Q. I am 33. I’ve been investing in a 401(k) since I started working, but I'm just now getting serious about the right mix for my investments. I currently have about $70,000. Some is in an IRA rollover. The majority is in my company's 401(k). I have 39.7 percent in small/mid-cap mutual funds, 31.7 percent in large cap mutual funds, 23.8 percent in company stock (the company's match goes here) and 4.6 percent in International mutual funds. I am comfortable with an above average amount of risk.

What is the best way to determine what the percentage breakdown should be? ---K. M., by email

A. There is no short answer to your question. And there is no final calculus that will give you the answer. How you invest depends on your age, job security, and personal tolerance for the ups and downs of the stock market. Your portfolio is 100 percent equities and highly volatile.

Many people who have company stock given as their employer’s contribution compensate for the additional risk by having an offsetting fixed income investment.

If you want to see what other 401(k) plan participants are doing, you’ll find the Hewitt Associates 401(k) index is a very interesting tool. You can find it at www.hewittassociates.com.

They report that in October, 401(k) investors moved out of equities of all kinds, except employer stock. They bought stable value funds and money market funds during the month. With very small commitments to international investments and emerging markets, most portfolio managers would say that Americans were over-invested in U.S. equities and under-invested outside the United States.

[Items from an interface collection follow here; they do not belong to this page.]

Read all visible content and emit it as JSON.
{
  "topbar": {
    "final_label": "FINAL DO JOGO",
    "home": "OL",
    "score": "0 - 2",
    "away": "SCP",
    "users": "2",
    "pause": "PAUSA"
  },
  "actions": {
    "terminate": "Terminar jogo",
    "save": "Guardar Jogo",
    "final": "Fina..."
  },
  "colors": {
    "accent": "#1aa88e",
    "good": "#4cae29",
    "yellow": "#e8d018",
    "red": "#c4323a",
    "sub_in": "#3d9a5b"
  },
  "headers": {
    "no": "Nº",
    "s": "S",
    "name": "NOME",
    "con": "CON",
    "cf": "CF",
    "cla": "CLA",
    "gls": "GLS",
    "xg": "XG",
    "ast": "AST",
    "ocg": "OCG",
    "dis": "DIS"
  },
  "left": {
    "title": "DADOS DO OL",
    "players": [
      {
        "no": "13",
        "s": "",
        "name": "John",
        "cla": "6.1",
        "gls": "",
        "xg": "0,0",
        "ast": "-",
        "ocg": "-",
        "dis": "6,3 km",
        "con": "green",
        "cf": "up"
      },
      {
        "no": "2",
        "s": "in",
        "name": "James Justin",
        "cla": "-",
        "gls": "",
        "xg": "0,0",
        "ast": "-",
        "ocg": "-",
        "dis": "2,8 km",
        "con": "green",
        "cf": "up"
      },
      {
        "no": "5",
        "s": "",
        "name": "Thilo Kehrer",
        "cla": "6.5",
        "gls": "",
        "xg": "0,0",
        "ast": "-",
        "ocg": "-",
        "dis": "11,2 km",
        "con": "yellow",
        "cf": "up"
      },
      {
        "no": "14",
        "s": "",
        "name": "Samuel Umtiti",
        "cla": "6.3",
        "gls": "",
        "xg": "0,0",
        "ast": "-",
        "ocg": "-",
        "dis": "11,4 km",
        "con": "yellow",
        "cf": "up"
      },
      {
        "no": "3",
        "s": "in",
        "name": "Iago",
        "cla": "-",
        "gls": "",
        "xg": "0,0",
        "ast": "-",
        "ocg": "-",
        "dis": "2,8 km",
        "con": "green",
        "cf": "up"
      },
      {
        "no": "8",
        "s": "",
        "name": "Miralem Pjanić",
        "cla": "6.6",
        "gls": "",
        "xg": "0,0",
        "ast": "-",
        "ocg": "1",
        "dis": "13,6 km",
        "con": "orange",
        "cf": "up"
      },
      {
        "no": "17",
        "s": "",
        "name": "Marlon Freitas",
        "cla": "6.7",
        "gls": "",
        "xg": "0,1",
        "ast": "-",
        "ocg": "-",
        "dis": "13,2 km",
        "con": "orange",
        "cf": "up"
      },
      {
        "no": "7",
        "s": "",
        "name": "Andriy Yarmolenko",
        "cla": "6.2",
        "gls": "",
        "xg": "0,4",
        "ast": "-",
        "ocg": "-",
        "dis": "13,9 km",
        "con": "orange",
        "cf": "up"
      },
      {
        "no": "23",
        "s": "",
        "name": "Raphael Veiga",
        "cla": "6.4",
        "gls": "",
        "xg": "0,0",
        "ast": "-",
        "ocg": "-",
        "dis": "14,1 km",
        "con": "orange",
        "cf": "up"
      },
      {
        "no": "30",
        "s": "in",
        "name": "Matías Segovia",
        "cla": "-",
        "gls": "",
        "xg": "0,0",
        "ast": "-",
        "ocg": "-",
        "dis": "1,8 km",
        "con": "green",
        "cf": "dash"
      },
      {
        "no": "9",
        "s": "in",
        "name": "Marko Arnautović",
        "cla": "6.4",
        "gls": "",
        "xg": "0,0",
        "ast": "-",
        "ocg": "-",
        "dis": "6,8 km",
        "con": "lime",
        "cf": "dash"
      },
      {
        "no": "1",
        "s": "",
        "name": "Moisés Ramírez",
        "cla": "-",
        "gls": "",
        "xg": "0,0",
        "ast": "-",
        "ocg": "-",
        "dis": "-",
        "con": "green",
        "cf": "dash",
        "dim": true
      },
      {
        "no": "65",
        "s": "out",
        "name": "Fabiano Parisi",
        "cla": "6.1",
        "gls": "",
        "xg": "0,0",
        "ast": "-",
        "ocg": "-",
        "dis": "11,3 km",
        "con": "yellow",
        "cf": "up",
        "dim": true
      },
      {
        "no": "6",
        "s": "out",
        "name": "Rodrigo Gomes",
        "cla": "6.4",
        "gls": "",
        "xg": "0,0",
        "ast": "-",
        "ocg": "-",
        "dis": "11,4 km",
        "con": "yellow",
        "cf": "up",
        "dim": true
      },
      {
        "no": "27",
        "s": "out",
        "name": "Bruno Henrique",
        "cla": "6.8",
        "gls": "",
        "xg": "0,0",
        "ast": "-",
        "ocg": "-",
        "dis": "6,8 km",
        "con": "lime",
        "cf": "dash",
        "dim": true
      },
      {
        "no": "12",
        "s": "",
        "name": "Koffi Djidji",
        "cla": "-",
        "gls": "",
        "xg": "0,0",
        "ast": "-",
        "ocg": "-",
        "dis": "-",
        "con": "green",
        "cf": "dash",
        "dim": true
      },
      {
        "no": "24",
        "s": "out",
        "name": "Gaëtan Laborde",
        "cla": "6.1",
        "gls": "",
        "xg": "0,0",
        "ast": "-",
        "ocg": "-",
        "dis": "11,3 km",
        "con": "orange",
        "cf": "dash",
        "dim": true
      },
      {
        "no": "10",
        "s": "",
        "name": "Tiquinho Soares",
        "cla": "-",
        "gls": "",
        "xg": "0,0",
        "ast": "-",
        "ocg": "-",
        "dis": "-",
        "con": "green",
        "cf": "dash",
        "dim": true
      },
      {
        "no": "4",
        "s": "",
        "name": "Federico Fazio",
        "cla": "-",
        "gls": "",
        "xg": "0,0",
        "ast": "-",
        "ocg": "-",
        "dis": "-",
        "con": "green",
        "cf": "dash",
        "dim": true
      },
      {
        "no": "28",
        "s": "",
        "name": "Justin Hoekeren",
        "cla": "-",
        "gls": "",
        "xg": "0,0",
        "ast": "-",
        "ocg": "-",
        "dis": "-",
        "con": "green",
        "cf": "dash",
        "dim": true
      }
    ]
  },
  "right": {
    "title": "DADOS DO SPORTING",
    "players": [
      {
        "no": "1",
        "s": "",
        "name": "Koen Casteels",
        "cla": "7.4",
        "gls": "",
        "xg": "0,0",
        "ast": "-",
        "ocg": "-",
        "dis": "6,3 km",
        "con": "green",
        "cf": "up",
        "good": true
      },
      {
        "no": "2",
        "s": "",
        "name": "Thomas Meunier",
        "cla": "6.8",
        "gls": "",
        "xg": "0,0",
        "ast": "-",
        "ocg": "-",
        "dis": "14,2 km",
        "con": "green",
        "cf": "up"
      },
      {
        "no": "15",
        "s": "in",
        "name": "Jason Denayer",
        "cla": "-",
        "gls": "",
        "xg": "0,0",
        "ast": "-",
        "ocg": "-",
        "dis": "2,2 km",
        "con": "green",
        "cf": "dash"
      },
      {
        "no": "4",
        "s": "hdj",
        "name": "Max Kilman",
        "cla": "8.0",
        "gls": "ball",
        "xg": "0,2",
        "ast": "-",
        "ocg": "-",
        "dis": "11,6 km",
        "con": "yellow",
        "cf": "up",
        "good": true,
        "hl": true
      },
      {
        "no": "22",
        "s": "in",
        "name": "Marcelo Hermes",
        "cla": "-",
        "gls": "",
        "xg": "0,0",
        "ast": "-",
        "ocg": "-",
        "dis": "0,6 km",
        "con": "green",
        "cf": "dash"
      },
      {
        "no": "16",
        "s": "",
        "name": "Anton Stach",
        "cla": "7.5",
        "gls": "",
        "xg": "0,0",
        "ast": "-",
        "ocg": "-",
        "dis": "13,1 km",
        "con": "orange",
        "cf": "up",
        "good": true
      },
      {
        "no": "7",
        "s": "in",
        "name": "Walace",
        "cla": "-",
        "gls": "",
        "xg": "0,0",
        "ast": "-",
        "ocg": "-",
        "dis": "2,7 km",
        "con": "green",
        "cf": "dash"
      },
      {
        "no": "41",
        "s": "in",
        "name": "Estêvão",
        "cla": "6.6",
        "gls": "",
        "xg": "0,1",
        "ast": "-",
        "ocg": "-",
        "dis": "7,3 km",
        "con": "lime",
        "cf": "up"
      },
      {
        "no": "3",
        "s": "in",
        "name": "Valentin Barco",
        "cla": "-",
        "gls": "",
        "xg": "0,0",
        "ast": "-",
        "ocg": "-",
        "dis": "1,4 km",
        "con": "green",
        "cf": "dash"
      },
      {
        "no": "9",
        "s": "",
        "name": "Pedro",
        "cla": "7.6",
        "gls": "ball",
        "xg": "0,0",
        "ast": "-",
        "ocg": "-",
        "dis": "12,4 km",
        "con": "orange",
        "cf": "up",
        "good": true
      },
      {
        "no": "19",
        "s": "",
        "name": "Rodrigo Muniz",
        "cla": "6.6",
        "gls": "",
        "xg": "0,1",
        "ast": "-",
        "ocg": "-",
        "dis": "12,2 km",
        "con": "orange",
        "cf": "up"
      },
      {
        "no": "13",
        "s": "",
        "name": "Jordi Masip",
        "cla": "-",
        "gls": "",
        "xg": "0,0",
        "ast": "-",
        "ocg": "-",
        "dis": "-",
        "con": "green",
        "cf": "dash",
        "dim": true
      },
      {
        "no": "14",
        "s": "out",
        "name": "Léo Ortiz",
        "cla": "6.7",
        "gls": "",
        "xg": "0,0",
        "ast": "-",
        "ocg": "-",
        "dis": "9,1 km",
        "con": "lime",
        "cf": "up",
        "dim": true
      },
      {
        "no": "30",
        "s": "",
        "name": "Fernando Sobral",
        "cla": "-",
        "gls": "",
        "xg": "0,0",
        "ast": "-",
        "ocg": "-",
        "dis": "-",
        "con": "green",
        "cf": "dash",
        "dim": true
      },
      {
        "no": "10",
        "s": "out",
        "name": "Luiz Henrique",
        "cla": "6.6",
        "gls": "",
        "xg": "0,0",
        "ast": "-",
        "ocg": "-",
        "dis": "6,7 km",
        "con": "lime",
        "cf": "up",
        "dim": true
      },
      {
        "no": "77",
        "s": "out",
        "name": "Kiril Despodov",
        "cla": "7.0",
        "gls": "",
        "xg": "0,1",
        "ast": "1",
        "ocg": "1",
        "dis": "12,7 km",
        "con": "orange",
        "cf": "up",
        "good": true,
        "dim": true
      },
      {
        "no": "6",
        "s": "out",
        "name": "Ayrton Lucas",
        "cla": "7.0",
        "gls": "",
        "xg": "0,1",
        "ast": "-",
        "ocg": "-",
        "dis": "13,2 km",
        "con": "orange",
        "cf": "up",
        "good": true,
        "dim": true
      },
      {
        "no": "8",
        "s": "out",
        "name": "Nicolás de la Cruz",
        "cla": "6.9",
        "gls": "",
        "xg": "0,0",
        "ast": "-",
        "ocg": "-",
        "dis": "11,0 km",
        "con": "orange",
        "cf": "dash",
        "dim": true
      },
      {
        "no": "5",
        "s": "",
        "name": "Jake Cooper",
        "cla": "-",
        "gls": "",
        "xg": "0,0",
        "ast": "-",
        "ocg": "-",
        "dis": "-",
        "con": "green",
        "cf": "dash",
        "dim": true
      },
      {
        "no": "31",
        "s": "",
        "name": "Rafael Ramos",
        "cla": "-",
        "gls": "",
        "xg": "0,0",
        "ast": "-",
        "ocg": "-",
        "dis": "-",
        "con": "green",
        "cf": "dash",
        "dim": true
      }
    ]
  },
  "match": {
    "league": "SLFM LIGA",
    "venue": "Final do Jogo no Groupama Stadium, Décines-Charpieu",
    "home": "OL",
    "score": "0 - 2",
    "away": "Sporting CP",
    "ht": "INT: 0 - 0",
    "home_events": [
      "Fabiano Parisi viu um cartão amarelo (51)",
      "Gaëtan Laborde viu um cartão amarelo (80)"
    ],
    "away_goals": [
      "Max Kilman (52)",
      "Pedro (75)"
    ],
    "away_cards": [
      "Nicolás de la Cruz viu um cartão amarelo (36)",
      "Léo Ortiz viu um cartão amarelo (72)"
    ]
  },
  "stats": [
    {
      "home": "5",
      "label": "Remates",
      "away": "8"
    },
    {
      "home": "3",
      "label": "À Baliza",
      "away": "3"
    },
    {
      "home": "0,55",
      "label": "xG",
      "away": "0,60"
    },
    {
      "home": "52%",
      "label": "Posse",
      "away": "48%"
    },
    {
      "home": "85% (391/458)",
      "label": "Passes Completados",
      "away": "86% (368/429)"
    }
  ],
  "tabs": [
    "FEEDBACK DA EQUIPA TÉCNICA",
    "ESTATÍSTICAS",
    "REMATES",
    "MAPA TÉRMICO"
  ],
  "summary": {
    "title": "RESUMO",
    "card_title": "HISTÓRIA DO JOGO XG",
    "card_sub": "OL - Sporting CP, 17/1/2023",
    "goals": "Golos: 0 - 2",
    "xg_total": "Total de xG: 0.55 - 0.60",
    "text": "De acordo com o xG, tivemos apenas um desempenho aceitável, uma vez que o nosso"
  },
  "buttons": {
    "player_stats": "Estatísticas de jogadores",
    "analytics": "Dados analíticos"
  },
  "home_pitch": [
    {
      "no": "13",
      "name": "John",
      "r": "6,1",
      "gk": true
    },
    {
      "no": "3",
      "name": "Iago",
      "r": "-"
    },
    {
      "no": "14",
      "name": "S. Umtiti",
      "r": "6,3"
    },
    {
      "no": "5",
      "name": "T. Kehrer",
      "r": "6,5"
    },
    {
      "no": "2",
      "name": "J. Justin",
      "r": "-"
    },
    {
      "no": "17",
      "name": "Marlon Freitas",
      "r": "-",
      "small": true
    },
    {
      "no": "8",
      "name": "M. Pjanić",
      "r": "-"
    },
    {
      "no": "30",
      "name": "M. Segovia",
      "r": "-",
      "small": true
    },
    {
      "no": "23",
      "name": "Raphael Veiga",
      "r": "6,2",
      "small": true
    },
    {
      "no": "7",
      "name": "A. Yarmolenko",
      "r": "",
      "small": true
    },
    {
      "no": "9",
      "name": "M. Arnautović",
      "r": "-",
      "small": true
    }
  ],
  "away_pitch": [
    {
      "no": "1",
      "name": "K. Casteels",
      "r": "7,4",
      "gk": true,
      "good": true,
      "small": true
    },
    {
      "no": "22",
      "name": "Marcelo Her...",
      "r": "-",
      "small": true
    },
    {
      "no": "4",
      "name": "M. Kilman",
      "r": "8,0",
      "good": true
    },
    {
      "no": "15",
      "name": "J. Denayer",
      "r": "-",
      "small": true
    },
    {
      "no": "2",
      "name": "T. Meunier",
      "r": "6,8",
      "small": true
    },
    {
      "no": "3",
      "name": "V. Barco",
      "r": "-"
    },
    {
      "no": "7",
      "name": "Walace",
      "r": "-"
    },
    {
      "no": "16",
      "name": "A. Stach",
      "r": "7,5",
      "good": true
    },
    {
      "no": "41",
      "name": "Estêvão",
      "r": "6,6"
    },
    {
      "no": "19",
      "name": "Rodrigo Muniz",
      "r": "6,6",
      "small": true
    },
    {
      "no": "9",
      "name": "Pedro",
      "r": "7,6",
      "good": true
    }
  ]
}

Q. Why, if there is such worry about Social Security going broke, is there a limit on the amount of salary that can be taxed? I am not sure what that amount currently is but, I think it is somewhere just under $100,000 a year. It seems like the middle income Americans are, again, supporting our country. ---J. F., by email

A. The employment tax has always had a wage cap. This year it is $102,000, up from $97,500 in 2007. Historically, about 93 percent of all workers earn less than this, the wage base maximum, so it is fair to say that Social Security provides a degree of retirement security for the vast majority of all working Americans.

It could also be said that Social Security assumes that those earning more than the wage base maximum would be capable of saving and taking care of themselves.

What you may not know is that Social Security benefits don’t accrue equally to every dollar of earnings, or every dollar of employment tax paid. This year, for instance, the first $744 of monthly earnings earns a 90 percent credit. Earnings over $744 but less than $4,483 a month are credited at 32 percent. And earnings over $4,483 a month are credited at only 15 percent.

So what a worker receives in benefits is not proportional to his or her contribution. That’s why the Social Security trustees estimate that benefits will replace about 52 percent of a low income workers’ wages and 42 percent of typical workers’ wages--- but only 25 percent of the wages of someone at the top of the wage scale.

If the wage base had no cap--- so that it was like Medicare--- there would be a new question. Would those earning over $102,000 be subject to the tax, but receive no increase in benefits? Or would their benefits be scaled up, even with only a 15 percent crediting rate, to increase their future Social Security benefits?

If the benefit increase path is chosen, the fiscal advantage of extending the employment tax would be significantly offset by the increased benefit obligation.

If the no benefit path was chosen, the change would be a back door way to dramatically increase the income taxes paid by those earning over $102,000 a year. Basically, their marginal income tax rate would increase by 12.4 percentage points. Their total tax rate would rise to at least 40 percent. Some would pay at 50 percent.

That’s a pretty stiff tax rate.

It would, in one step, transform Social Security from a widely accepted and much needed retirement security program into a massive welfare program. It would no longer be a “compact between generations.” Instead, it would be a powerful income redistribution program.

Are you sure you want that?